Task to complete => Find all the lines in the material below with the word "Volumes", and copy them.

+-------+

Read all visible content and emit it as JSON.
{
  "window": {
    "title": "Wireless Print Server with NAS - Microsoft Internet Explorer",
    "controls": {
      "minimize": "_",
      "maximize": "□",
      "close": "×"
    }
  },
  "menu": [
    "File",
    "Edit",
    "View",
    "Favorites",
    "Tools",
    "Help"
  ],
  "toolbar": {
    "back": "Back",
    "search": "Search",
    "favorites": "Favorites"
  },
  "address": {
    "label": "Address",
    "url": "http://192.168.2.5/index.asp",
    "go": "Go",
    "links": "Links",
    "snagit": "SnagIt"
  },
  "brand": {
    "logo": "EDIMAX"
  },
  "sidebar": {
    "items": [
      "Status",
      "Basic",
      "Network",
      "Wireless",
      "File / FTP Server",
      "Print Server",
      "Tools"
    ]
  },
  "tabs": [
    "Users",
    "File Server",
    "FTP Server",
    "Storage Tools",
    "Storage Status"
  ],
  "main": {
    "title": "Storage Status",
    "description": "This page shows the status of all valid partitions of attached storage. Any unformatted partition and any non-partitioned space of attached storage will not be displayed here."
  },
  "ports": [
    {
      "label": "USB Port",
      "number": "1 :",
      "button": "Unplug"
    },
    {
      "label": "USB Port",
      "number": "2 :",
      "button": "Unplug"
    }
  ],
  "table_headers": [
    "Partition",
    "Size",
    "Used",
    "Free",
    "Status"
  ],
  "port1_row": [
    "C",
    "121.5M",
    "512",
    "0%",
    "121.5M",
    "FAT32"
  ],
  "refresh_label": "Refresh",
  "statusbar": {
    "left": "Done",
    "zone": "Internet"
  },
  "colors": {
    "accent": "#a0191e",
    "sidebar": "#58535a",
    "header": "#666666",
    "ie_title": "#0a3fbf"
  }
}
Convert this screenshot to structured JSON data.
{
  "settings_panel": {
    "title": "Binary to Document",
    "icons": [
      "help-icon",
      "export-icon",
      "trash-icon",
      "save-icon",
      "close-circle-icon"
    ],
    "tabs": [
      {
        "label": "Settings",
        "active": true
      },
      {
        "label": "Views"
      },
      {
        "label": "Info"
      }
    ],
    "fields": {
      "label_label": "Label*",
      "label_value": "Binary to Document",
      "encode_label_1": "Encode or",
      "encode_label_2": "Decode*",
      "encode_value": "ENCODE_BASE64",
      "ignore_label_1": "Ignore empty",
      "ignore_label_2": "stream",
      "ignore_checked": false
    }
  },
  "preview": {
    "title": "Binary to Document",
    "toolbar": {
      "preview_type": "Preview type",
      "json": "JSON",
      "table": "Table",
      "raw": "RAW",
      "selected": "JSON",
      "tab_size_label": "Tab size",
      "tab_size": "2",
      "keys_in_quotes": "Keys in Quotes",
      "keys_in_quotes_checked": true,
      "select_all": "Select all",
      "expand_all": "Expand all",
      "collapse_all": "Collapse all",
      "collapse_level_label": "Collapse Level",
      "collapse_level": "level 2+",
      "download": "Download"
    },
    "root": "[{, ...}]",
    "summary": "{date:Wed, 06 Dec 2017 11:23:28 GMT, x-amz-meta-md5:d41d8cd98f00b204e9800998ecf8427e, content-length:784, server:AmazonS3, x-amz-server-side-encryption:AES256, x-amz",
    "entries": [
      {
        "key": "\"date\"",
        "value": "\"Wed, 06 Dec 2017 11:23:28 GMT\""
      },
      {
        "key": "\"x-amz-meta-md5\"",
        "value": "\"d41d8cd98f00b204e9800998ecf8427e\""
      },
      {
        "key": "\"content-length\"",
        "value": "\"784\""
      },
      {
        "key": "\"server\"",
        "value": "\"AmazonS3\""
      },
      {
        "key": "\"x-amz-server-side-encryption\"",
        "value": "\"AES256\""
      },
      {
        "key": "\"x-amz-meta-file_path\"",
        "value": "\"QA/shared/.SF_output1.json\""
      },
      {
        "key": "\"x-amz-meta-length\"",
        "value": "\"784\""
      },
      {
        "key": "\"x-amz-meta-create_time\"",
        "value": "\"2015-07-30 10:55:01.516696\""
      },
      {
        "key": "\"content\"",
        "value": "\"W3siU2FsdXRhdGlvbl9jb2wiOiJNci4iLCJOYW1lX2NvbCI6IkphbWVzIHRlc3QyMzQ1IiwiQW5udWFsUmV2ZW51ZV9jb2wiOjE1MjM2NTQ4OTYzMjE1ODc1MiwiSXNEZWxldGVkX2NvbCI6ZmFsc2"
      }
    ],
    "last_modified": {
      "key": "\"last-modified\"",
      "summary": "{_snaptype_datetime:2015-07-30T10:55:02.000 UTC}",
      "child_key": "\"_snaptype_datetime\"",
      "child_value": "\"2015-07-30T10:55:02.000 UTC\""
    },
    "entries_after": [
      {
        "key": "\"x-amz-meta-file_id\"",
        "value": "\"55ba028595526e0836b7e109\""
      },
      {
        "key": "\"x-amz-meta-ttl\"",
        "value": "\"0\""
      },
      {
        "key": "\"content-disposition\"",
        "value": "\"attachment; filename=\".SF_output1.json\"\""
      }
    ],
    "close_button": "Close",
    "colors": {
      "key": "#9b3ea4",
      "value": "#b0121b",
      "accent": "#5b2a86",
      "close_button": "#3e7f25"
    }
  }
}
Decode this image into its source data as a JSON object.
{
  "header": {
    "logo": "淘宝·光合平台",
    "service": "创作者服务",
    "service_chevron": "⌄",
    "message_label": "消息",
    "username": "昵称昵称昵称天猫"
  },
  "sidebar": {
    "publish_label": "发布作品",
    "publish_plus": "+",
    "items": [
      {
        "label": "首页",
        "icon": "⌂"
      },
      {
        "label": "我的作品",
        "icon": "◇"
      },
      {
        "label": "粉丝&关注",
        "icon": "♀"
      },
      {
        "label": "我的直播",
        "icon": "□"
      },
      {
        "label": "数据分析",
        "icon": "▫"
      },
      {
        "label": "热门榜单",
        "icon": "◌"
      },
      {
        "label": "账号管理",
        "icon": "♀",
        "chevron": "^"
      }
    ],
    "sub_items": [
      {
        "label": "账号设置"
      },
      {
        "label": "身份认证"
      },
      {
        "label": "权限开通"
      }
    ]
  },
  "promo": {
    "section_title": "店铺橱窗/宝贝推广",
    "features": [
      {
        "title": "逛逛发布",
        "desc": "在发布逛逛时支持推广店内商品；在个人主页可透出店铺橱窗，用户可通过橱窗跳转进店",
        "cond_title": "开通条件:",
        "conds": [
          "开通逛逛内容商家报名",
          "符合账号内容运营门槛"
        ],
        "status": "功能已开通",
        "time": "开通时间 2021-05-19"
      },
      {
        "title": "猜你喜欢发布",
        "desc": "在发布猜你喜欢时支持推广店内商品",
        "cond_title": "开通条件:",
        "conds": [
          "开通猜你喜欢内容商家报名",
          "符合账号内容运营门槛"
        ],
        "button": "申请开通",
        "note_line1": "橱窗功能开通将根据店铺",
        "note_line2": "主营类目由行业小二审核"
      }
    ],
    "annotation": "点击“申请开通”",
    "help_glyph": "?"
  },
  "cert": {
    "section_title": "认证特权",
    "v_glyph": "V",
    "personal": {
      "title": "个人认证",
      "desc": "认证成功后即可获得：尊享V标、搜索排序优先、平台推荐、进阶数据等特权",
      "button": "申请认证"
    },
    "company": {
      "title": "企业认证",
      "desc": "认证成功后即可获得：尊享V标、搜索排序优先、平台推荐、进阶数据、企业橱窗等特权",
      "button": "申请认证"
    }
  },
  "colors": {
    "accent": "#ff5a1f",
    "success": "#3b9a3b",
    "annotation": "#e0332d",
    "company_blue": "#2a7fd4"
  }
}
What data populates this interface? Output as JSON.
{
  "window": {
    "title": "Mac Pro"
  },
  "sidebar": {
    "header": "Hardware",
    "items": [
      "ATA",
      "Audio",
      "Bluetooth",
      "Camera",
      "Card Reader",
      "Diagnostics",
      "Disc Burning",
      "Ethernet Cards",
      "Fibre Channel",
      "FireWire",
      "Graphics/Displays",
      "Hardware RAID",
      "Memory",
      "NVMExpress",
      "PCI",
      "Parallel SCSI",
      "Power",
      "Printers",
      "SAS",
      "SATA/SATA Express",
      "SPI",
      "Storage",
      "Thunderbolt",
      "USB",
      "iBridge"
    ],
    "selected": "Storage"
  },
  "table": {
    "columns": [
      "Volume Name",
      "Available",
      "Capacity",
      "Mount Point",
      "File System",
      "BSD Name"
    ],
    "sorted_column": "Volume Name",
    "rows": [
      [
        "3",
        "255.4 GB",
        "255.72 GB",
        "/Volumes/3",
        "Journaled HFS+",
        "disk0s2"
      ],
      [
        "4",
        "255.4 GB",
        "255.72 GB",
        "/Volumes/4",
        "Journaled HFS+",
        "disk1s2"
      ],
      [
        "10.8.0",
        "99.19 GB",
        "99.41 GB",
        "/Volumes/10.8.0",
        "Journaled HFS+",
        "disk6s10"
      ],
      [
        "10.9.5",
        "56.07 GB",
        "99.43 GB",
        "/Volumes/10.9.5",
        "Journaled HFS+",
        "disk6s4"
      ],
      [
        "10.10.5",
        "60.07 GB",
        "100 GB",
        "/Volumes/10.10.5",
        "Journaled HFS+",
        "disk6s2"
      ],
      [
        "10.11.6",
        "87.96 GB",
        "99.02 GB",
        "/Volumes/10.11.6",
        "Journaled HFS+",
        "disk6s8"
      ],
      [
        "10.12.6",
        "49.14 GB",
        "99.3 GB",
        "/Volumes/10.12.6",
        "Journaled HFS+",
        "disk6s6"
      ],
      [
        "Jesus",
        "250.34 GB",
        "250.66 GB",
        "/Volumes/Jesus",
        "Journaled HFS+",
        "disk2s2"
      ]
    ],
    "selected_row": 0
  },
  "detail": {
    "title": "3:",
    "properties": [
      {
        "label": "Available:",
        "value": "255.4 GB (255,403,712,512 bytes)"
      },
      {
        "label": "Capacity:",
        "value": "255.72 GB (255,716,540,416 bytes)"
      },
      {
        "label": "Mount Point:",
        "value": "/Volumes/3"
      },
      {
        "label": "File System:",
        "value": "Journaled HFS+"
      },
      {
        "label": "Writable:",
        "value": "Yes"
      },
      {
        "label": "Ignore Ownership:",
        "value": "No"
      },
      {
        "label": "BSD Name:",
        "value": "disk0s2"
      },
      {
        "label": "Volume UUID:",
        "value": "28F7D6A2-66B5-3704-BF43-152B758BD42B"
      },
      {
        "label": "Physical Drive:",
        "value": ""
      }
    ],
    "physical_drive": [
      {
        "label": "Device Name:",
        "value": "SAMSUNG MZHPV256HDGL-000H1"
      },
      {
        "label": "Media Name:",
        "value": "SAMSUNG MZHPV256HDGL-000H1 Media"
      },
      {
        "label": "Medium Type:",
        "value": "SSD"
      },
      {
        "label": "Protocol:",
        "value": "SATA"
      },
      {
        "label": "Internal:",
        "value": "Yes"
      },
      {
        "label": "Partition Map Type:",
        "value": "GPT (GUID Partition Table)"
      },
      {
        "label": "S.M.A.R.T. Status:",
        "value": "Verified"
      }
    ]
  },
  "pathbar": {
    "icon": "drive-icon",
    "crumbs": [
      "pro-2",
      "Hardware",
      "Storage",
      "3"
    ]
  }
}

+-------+

Task solution =>
        "/Volumes/3",
        "/Volumes/4",
        "/Volumes/10.8.0",
        "/Volumes/10.9.5",
        "/Volumes/10.10.5",
        "/Volumes/10.11.6",
        "/Volumes/10.12.6",
        "/Volumes/Jesus",
        "value": "/Volumes/3"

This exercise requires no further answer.